sexual threats, humiliation or abuse which do not form part of a clearly consenting role-playing game.
Strong physical or verbal abuse, even if consensual, is unlikely to be acceptable
These Guidelines will be applied to the same standard regardless of sexual orientation of the activity portrayed
CPS Obscenity Guidelines
Of course the guidelines don't fully define what is 'judged to be obscene under the current interpretation of the Obscene Publications Act 1959', but the CPS does offer some guidance. See
It is impossible to define all types of activity which may be suitable for prosecution. The following is not an exhaustive list but indicates the categories of material most commonly prosecuted:
sexual act with an animal
realistic portrayals of rape
sadomasochistic material which goes beyond trifling and transient infliction of injury
torture with instruments
bondage (especially where gags are used with no apparent means of withdrawing consent)
dismemberment or graphic mutilation
activities involving perversion or degradation (such as drinking urine, urination or vomiting on to the body, or excretion or use of excreta)

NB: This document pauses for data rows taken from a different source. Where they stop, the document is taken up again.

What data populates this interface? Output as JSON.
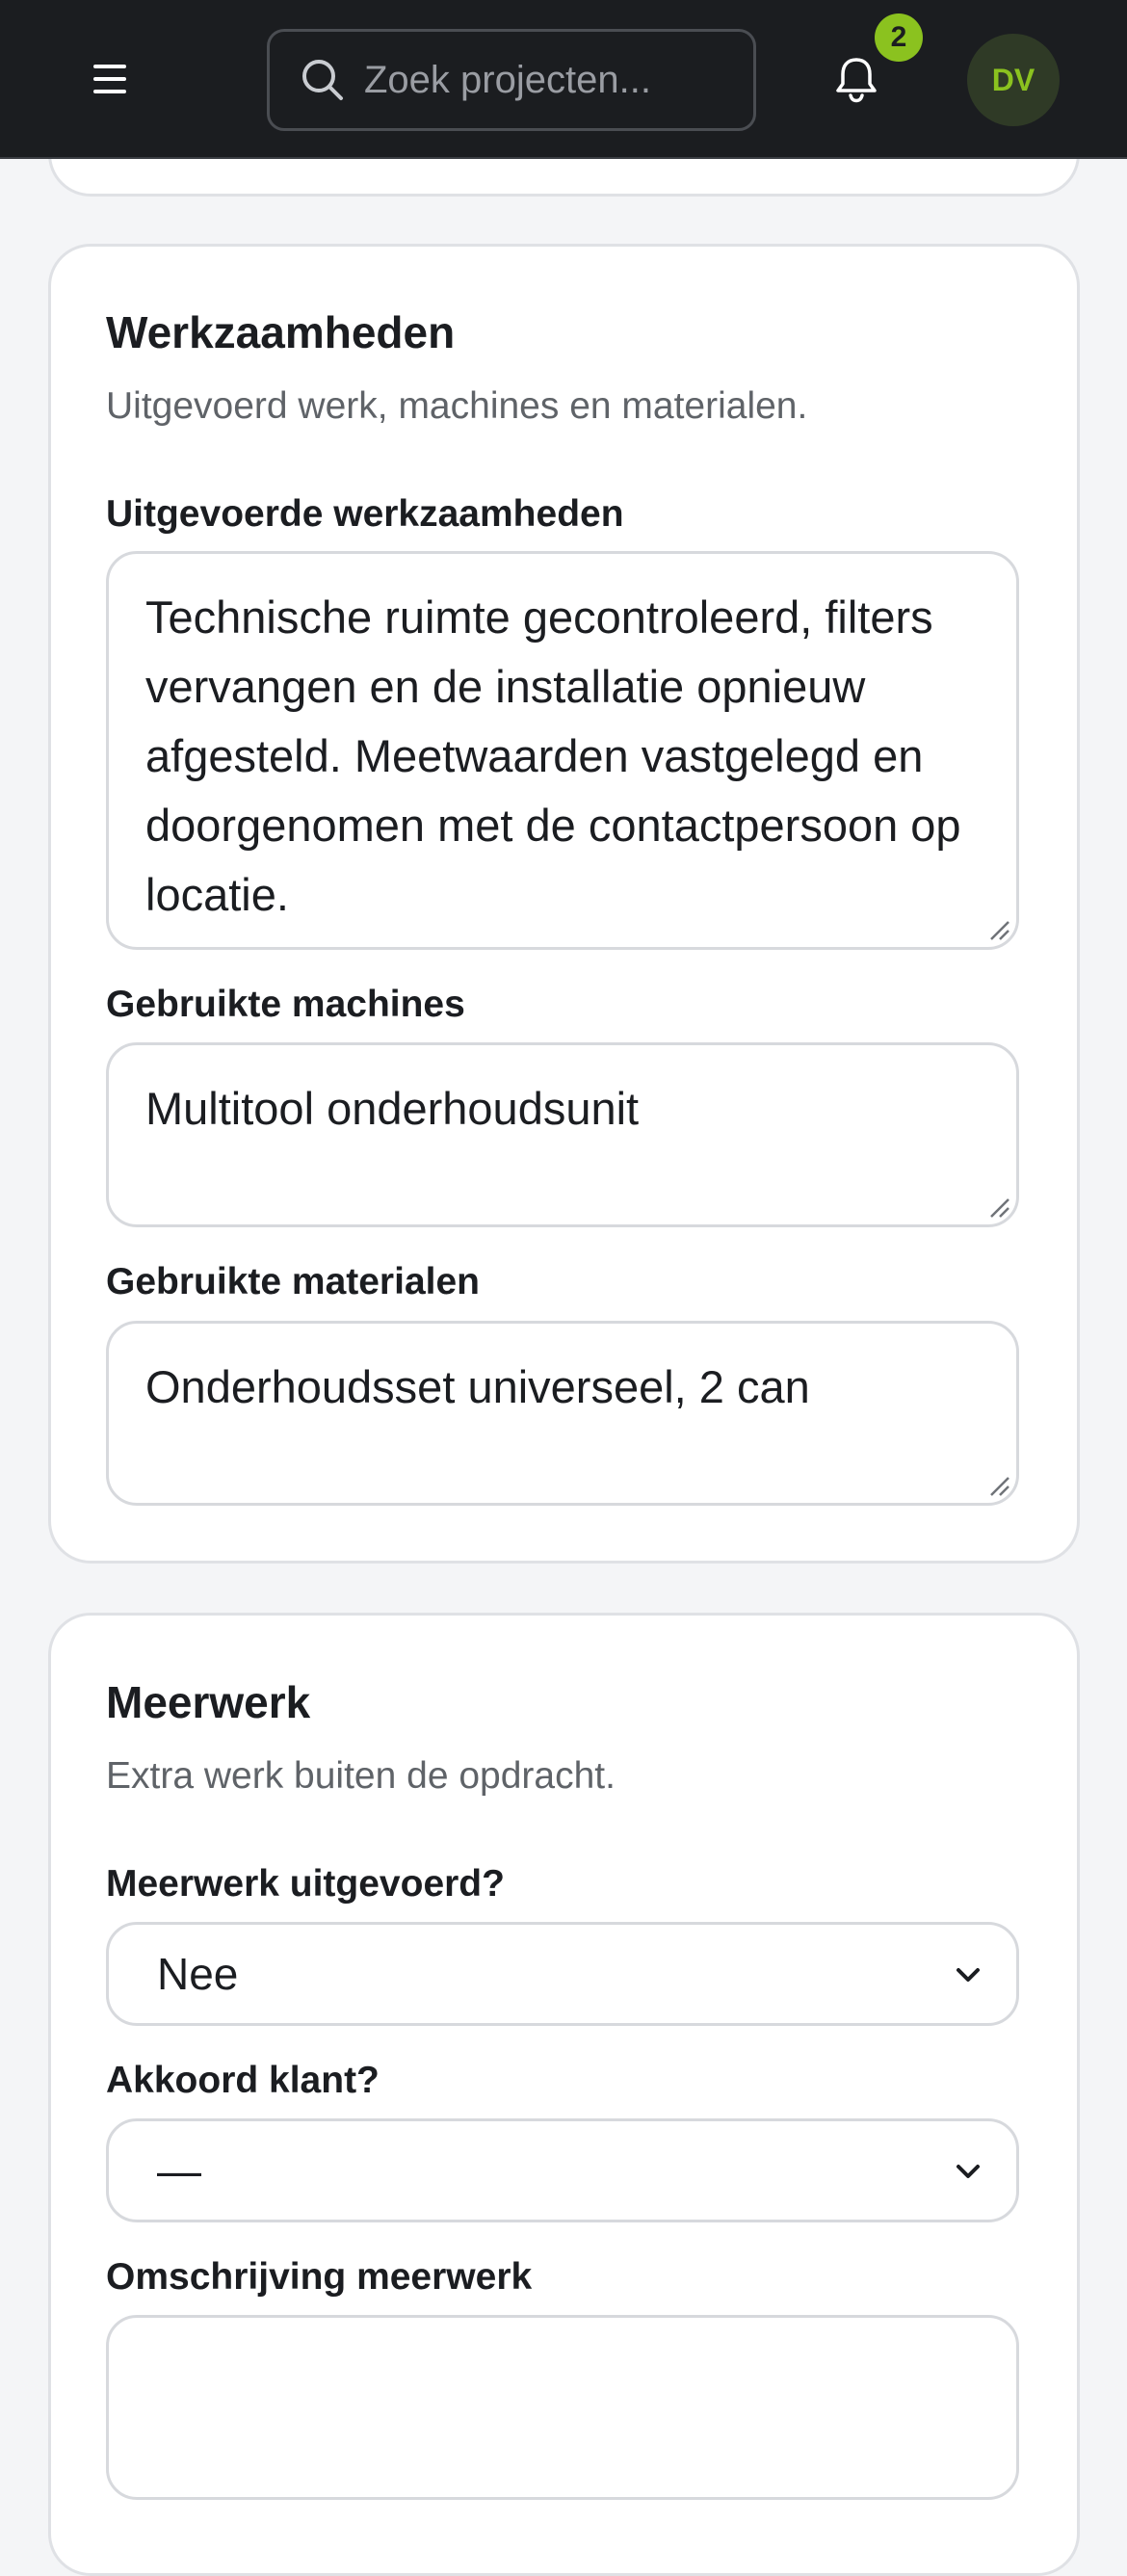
{
  "header": {
    "search_placeholder": "Zoek projecten...",
    "notification_count": "2",
    "avatar_initials": "DV"
  },
  "werkzaamheden": {
    "title": "Werkzaamheden",
    "subtitle": "Uitgevoerd werk, machines en materialen.",
    "uitgevoerd": {
      "label": "Uitgevoerde werkzaamheden",
      "value": "Technische ruimte gecontroleerd, filters vervangen en de installatie opnieuw afgesteld. Meetwaarden vastgelegd en doorgenomen met de contactpersoon op locatie."
    },
    "machines": {
      "label": "Gebruikte machines",
      "value": "Multitool onderhoudsunit"
    },
    "materialen": {
      "label": "Gebruikte materialen",
      "value": "Onderhoudsset universeel, 2 can"
    }
  },
  "meerwerk": {
    "title": "Meerwerk",
    "subtitle": "Extra werk buiten de opdracht.",
    "uitgevoerd": {
      "label": "Meerwerk uitgevoerd?",
      "value": "Nee"
    },
    "akkoord": {
      "label": "Akkoord klant?",
      "value": "—"
    },
    "omschrijving": {
      "label": "Omschrijving meerwerk",
      "value": ""
    }
  },
  "colors": {
    "accent": "#8bc21f",
    "header_bg": "#1b1d20",
    "page_bg": "#f4f5f7"
  },
  "icons": [
    "menu-icon",
    "search-icon",
    "bell-icon",
    "chevron-down-icon",
    "resize-handle-icon"
  ]
}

The Guidelines are still insufficient for VoD providers to judge the legality of their catalogue
The most immediate issue with the new law is how commonplace 'rough sex' will be treated. There are many films that suffer a few cuts for hair pulling, gagging, retching, spitting etc. Will a film that would be R18 after a few cuts now become illegal? If
so, there are thousands of them. It is not clear how these cuts correlate to the guidelines. The guidelines are clearly produced for interpretation by the BBFC rather than the public and will effectively leave VoD service providers unable to judge the
legality of films without a BBFC certificate. Perhaps that is the idea. But then again it will leave British websites with a tiny fraction of the range of choice to that of foreign competitors.
Comment: Scrapping red tape
18th November 2014. From the Melon Farmers
Coincidently I got a circular emall from David Cameron yesterday claiming:
"we will carry on backing businesses by scrapping red tape, cutting taxes - and continuing to invest in the infrastructure that is vital to create jobs and enable Britain to compete successfully in the global race".
Well if Cameron considers this new law as `backing businesses` and `scrapping red tape` then Britain is doooomed.